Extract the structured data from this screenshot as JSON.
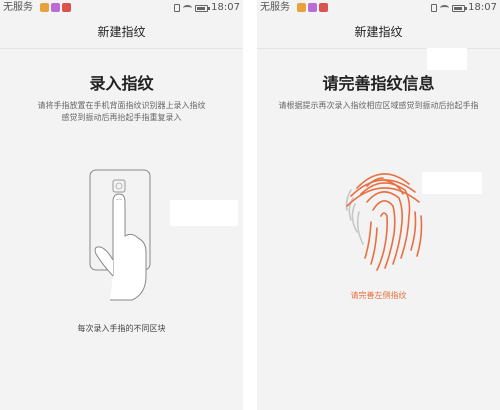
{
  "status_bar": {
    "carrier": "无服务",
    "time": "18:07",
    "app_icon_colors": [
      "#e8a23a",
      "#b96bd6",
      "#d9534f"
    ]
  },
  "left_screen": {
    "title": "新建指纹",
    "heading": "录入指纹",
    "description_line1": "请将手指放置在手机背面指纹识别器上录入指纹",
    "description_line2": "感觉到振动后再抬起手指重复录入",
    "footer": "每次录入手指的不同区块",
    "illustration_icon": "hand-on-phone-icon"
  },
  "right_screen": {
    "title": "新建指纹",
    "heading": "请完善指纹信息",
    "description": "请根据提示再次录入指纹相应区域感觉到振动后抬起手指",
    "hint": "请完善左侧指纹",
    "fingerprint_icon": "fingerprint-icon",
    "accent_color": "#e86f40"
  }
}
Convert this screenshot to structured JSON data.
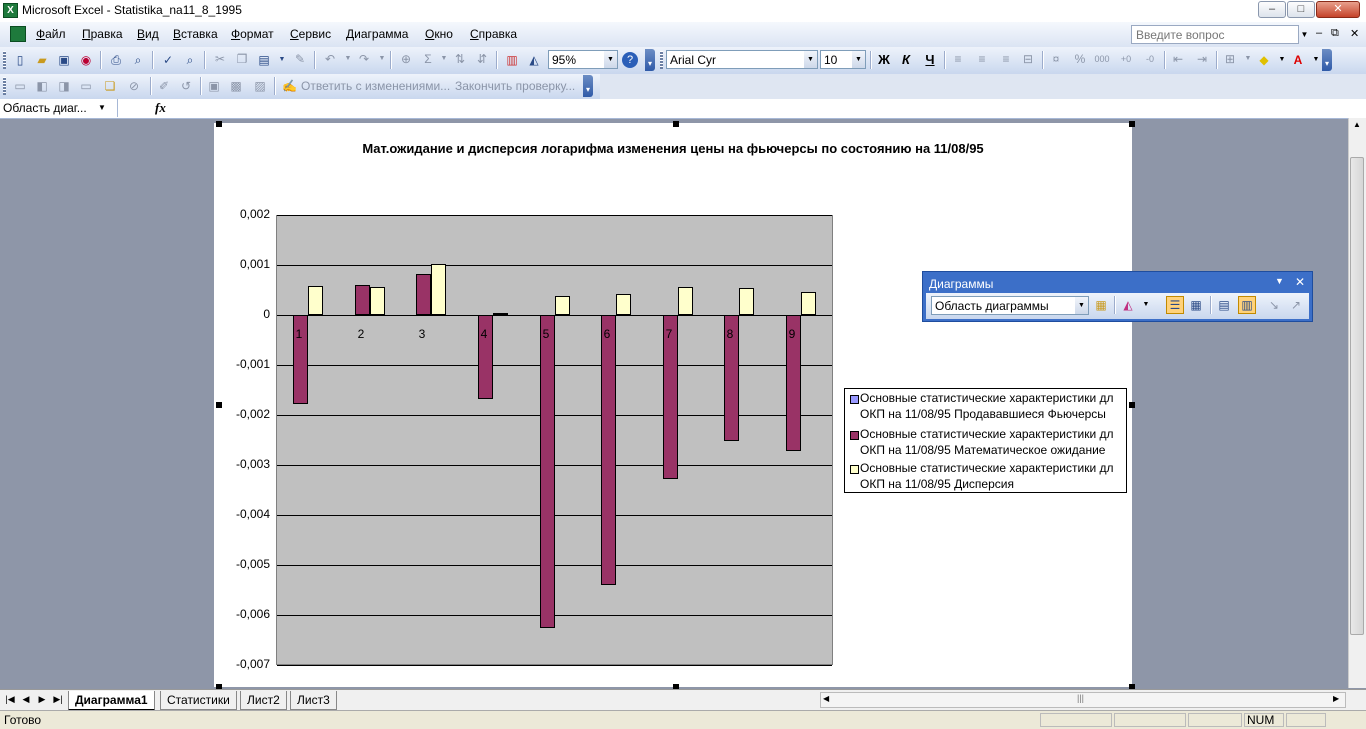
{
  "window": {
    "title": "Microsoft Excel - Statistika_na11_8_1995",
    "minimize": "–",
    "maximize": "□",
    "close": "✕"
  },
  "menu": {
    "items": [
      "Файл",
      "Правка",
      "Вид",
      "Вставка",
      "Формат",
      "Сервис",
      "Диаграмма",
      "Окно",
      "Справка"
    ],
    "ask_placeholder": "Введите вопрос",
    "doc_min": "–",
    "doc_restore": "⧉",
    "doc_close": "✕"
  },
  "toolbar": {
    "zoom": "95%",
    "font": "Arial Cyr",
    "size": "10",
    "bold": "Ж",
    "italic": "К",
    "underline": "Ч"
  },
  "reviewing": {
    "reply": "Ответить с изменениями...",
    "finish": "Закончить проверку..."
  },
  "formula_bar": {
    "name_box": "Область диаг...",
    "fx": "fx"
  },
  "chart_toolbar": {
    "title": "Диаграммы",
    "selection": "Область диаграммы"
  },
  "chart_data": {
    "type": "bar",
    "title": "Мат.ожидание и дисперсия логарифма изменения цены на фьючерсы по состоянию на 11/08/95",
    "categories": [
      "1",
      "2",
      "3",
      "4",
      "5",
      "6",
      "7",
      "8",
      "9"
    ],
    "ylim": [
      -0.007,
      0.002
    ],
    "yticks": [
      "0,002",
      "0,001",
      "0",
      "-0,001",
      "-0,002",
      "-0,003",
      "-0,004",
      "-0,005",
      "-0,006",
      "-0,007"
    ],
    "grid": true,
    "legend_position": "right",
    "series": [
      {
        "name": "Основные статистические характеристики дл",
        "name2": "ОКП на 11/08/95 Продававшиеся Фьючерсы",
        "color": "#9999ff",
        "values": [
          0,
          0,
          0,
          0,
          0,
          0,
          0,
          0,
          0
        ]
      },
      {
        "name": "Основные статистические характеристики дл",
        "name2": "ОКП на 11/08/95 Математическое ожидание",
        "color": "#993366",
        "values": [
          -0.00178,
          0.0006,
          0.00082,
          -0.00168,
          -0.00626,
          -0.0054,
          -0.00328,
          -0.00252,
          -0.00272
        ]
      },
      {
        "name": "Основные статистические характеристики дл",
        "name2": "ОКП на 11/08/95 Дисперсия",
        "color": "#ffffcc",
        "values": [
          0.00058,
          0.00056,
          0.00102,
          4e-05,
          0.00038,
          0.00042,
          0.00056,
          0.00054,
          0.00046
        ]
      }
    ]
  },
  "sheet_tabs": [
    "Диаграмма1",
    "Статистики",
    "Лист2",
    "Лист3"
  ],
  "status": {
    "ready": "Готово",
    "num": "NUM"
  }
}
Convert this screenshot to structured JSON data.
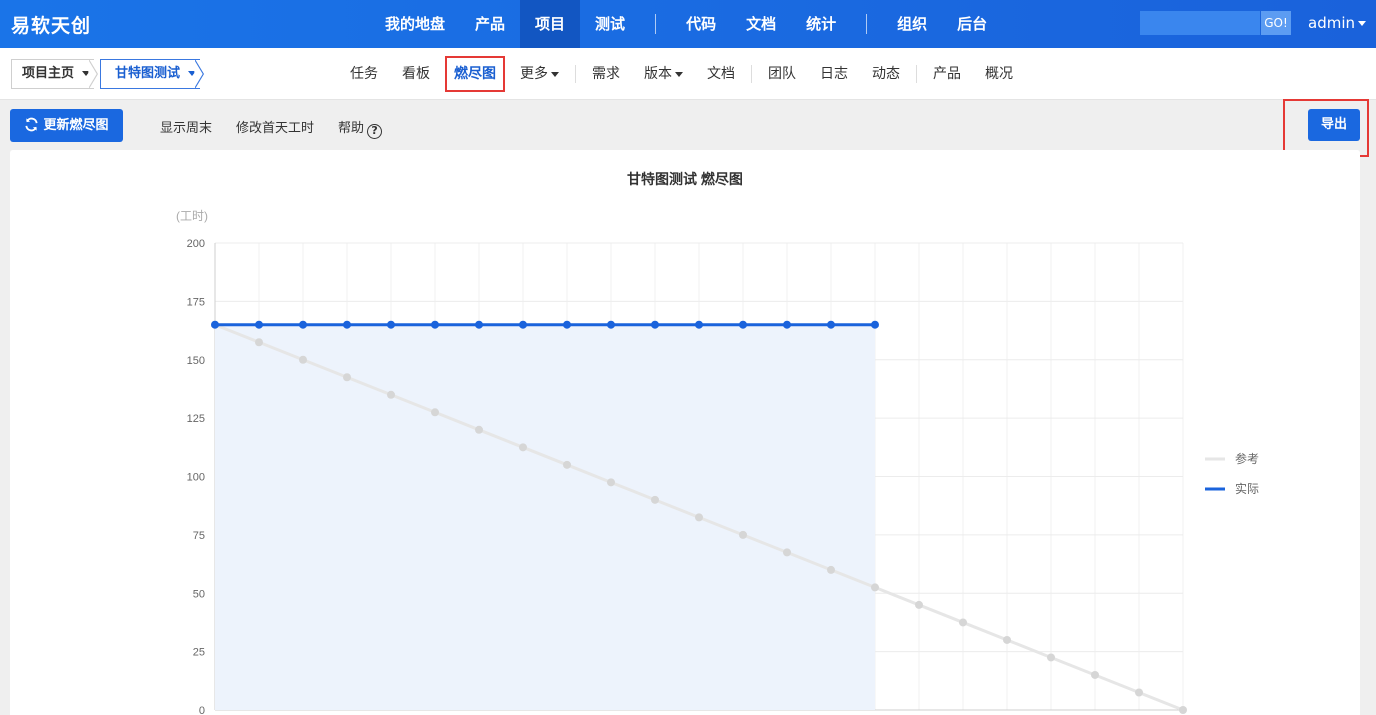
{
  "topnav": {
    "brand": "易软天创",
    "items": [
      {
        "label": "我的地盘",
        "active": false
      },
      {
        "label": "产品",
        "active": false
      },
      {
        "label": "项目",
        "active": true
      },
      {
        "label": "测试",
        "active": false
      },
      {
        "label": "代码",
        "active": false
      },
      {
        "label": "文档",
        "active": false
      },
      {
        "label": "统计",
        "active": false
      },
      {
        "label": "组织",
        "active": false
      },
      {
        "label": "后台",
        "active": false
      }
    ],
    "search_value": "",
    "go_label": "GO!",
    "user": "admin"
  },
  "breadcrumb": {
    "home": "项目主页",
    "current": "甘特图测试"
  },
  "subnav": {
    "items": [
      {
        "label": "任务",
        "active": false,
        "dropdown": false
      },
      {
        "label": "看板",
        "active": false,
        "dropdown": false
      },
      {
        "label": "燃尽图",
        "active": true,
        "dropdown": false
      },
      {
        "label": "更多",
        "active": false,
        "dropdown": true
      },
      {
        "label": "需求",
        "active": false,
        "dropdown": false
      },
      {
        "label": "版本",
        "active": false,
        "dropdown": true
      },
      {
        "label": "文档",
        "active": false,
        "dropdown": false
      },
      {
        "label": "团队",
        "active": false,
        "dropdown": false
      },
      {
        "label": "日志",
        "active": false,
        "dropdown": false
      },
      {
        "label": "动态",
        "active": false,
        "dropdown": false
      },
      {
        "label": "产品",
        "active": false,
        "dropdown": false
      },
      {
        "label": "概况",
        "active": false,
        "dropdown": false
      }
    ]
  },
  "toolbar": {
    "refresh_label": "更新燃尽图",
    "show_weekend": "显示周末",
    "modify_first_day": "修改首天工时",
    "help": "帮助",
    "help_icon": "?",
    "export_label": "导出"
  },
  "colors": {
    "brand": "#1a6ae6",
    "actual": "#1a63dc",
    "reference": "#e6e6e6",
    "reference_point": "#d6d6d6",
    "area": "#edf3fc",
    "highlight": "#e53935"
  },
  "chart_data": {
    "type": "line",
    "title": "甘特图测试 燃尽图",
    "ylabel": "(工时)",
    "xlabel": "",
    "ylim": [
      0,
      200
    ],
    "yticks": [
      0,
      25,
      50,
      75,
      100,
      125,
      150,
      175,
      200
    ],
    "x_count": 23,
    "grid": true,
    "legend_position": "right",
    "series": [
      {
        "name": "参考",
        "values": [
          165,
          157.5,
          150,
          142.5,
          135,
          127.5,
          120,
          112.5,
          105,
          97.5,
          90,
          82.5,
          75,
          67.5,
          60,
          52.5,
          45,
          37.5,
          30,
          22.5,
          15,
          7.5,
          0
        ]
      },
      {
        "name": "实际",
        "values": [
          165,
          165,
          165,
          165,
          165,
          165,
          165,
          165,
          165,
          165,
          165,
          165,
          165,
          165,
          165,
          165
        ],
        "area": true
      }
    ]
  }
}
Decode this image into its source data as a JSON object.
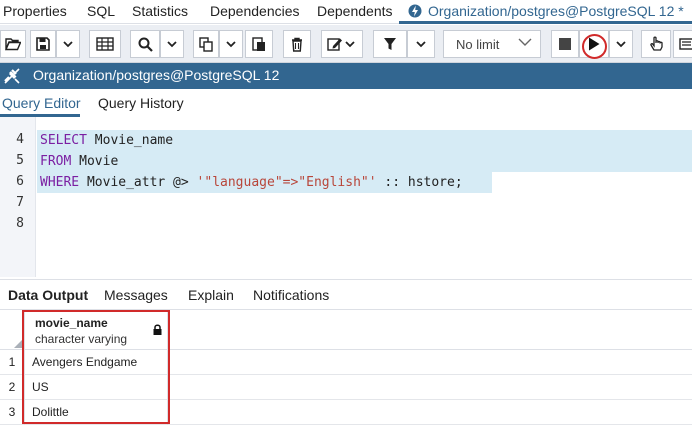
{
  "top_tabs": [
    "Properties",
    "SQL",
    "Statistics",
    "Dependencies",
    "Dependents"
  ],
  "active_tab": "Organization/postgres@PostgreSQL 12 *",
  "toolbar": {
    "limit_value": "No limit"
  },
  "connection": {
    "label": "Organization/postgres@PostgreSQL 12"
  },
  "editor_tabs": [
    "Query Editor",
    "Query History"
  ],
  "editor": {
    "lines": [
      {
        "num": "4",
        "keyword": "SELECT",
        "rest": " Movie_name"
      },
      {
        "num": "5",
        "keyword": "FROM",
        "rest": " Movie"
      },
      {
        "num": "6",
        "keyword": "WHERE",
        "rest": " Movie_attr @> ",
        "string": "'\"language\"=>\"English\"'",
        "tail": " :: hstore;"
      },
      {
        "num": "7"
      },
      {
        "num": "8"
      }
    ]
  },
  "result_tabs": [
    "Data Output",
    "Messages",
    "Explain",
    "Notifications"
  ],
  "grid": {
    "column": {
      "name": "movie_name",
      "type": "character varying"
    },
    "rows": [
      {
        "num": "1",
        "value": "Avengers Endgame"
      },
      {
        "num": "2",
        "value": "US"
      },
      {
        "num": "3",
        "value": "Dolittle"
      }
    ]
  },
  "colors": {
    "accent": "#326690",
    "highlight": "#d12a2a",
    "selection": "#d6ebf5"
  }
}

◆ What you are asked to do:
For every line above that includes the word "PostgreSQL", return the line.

◆ Solution to this exercise:
  "active_tab": "Organization/postgres@PostgreSQL 12 *",
    "label": "Organization/postgres@PostgreSQL 12"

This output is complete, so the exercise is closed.